URCHASE, N.Y. — Robert W. Selander was a Harvard University graduate student in the early 1970s when he began using his first credit card with a $200 spending limit.

Credit cards were such novelties that he had a hard time using it much beyond the area of the issuing bank.

“That was when gasoline was 30 cents a gallon,” Selander recalled. “For me, $200 was a lot as a grad student. It was like, ‘Boy you want to be very thoughtful about how you use this.’ ”

These days, Selander has a much higher credit limit. And the upward arc of his career has followed the upward trajectory of the credit-card industry. He earned nearly $3.6 million last year as president and chief executive officer of MasterCard — the industry giant that recently marked its 40th anniversary and whose old brand name, Master Charge, was on his first card.

During MasterCard’s long history, “charge it” evolved into an integral part of the American vocabulary as credit and debit cards spread to the far corners of everyday life. You now can pull out the plastic to pay at McDonald’s, movie theaters, sports arenas, train stations and barbershops. Uncle Sam will even let you charge your taxes.

“I’m hard pressed to come up with a place where I don’t use it other than the doorman and the guy who helps carry my bags occasionally at the hotel,” Selander said. “And sooner or later, we’ll figure out a way to pay them with (cards), I’m sure.”

MasterCard’s origins date to 1966 when Karl Hinke, executive vice president of Marine Midland Bank, called a meeting of leading bankers in Buffalo, N.Y. His idea was to start a cooperative credit-card network overseen by banks to make issuing credit cards more convenient.
Statistics tell how much MasterCard has grown since:

  • More than 24 million merchants accept MasterCard-branded cards now, a 183-fold increase from the 131,000 places that took them originally.
  • The banks in the MasterCard network have grown from 17 to 25,000 since 1966.
  • The cards carrying MasterCard brands have soared from 6 million to 800 million.
  • The brand has a presence in 210 countries.

MasterCard and other players in the industry are benefiting from the seismic shift in how consumers pay their bills. That shift is seeing more payments shift from cash and check to electronic payments, including credit and debit cards.
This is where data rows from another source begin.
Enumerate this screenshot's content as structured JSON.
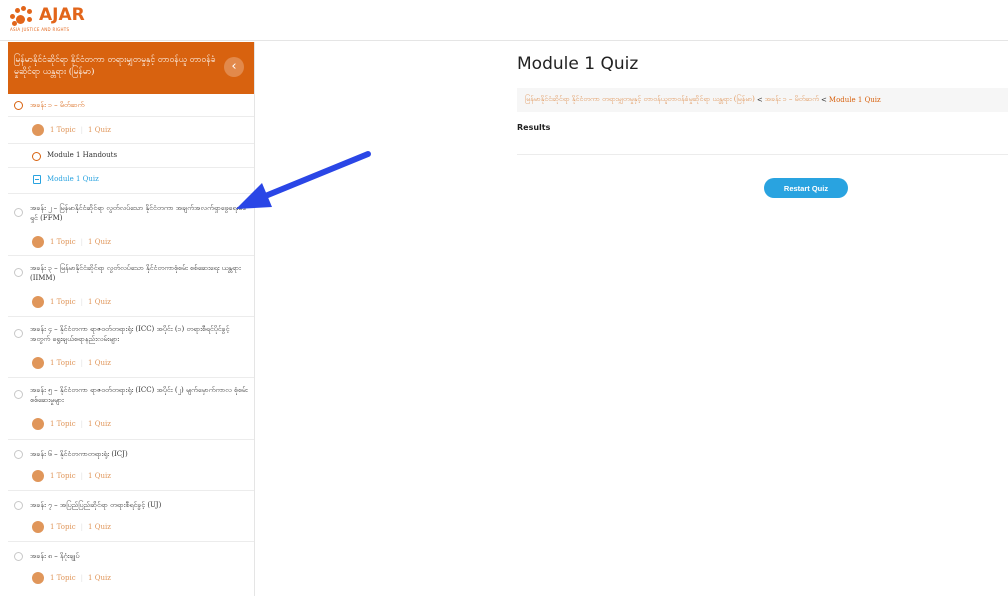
{
  "brand": {
    "name": "AJAR",
    "tagline": "ASIA JUSTICE AND RIGHTS",
    "accent": "#d8620f",
    "link": "#29a3e0"
  },
  "sidebar": {
    "course_title": "မြန်မာနိုင်ငံဆိုင်ရာ နိုင်ငံတကာ တရားမျှတမှုနှင့် တာဝန်ယူ တာဝန်ခံမှုဆိုင်ရာ ယန္တရား (မြန်မာ)",
    "toggle_icon": "‹",
    "lessons": [
      {
        "title": "အခန်း ၁ – မိတ်ဆက်",
        "topic": "1 Topic",
        "quiz": "1 Quiz"
      },
      {
        "title": "အခန်း ၂ – မြန်မာနိုင်ငံဆိုင်ရာ လွတ်လပ်သော နိုင်ငံတကာ အချက်အလက်ရှာဖွေရေးမစ်ရှင် (FFM)",
        "topic": "1 Topic",
        "quiz": "1 Quiz"
      },
      {
        "title": "အခန်း ၃ – မြန်မာနိုင်ငံဆိုင်ရာ လွတ်လပ်သော နိုင်ငံတကာစုံစမ်း စစ်ဆေးရေး ယန္တရား (IIMM)",
        "topic": "1 Topic",
        "quiz": "1 Quiz"
      },
      {
        "title": "အခန်း ၄ – နိုင်ငံတကာ ရာဇဝတ်တရားရုံး (ICC) အပိုင်း (၁) တရားစီရင်ပိုင်ခွင့်အတွက် ရွေးချယ်စရာနည်းလမ်းများ",
        "topic": "1 Topic",
        "quiz": "1 Quiz"
      },
      {
        "title": "အခန်း ၅ – နိုင်ငံတကာ ရာဇဝတ်တရားရုံး (ICC) အပိုင်း (၂) မျက်မှောက်ကာလ စုံစမ်းစစ်ဆေးမှုများ",
        "topic": "1 Topic",
        "quiz": "1 Quiz"
      },
      {
        "title": "အခန်း ၆ – နိုင်ငံတကာတရားရုံး (ICJ)",
        "topic": "1 Topic",
        "quiz": "1 Quiz"
      },
      {
        "title": "အခန်း ၇ – အပြည်ပြည်ဆိုင်ရာ တရားစီရင်ခွင့် (UJ)",
        "topic": "1 Topic",
        "quiz": "1 Quiz"
      },
      {
        "title": "အခန်း ၈ – နိဂုံးချုပ်",
        "topic": "1 Topic",
        "quiz": "1 Quiz"
      }
    ],
    "sub_items": {
      "handouts": "Module 1 Handouts",
      "quiz": "Module 1 Quiz"
    }
  },
  "main": {
    "title": "Module 1 Quiz",
    "breadcrumb": {
      "course": "မြန်မာနိုင်ငံဆိုင်ရာ နိုင်ငံတကာ တရားမျှတမှုနှင့် တာဝန်ယူတာဝန်ခံမှုဆိုင်ရာ ယန္တရား (မြန်မာ)",
      "sep": "<",
      "lesson": "အခန်း ၁ – မိတ်ဆက်",
      "current": "Module 1 Quiz"
    },
    "results_label": "Results",
    "restart_label": "Restart Quiz"
  }
}
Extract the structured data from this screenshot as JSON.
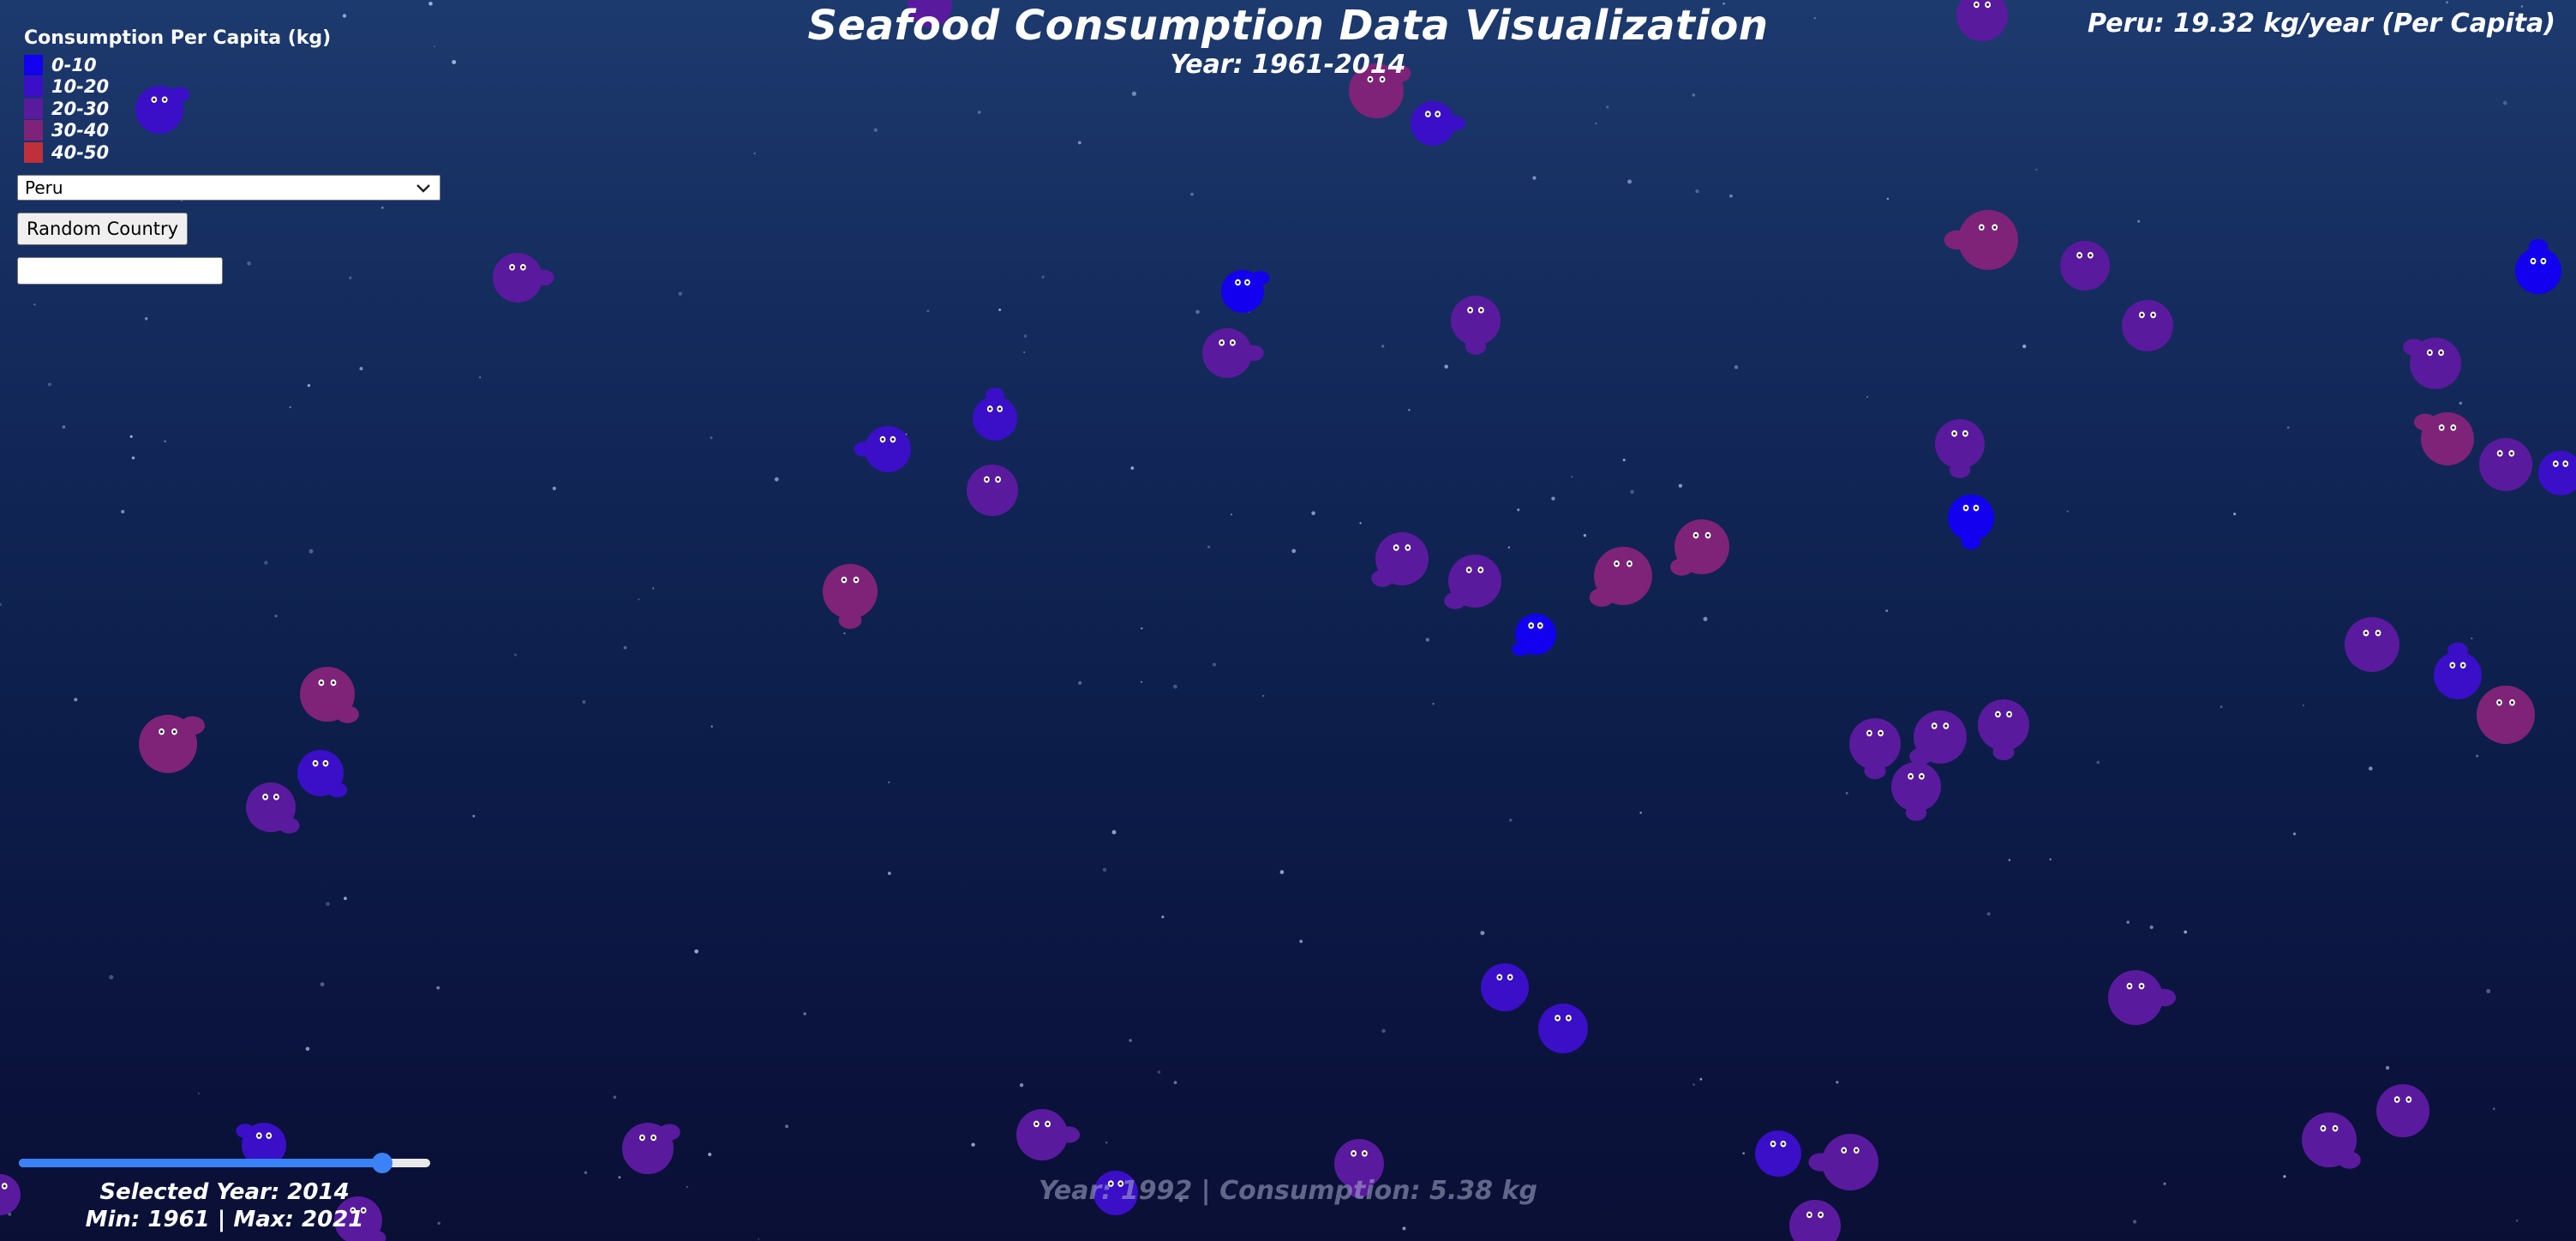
{
  "header": {
    "title": "Seafood Consumption Data Visualization",
    "subtitle": "Year: 1961-2014"
  },
  "country_readout": "Peru: 19.32 kg/year (Per Capita)",
  "legend": {
    "title": "Consumption Per Capita (kg)",
    "items": [
      {
        "label": "0-10",
        "color": "#1200ee"
      },
      {
        "label": "10-20",
        "color": "#3a0fc7"
      },
      {
        "label": "20-30",
        "color": "#5a1a9e"
      },
      {
        "label": "30-40",
        "color": "#7e2378"
      },
      {
        "label": "40-50",
        "color": "#c0303a"
      }
    ]
  },
  "controls": {
    "country_select": {
      "selected": "Peru"
    },
    "random_button_label": "Random Country",
    "text_input_value": ""
  },
  "year_slider": {
    "min": 1961,
    "max": 2021,
    "value": 2014,
    "selected_label": "Selected Year: 2014",
    "range_label": "Min: 1961 | Max: 2021",
    "accent": "#3b82f6"
  },
  "hover_readout": "Year: 1992 | Consumption: 5.38 kg"
}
“The market out there is still huge,” Selander said. “There is probably $80 trillion in cash and check paper-based payments still being made around the world. At this point in time, the industry has only made a small dent in that.”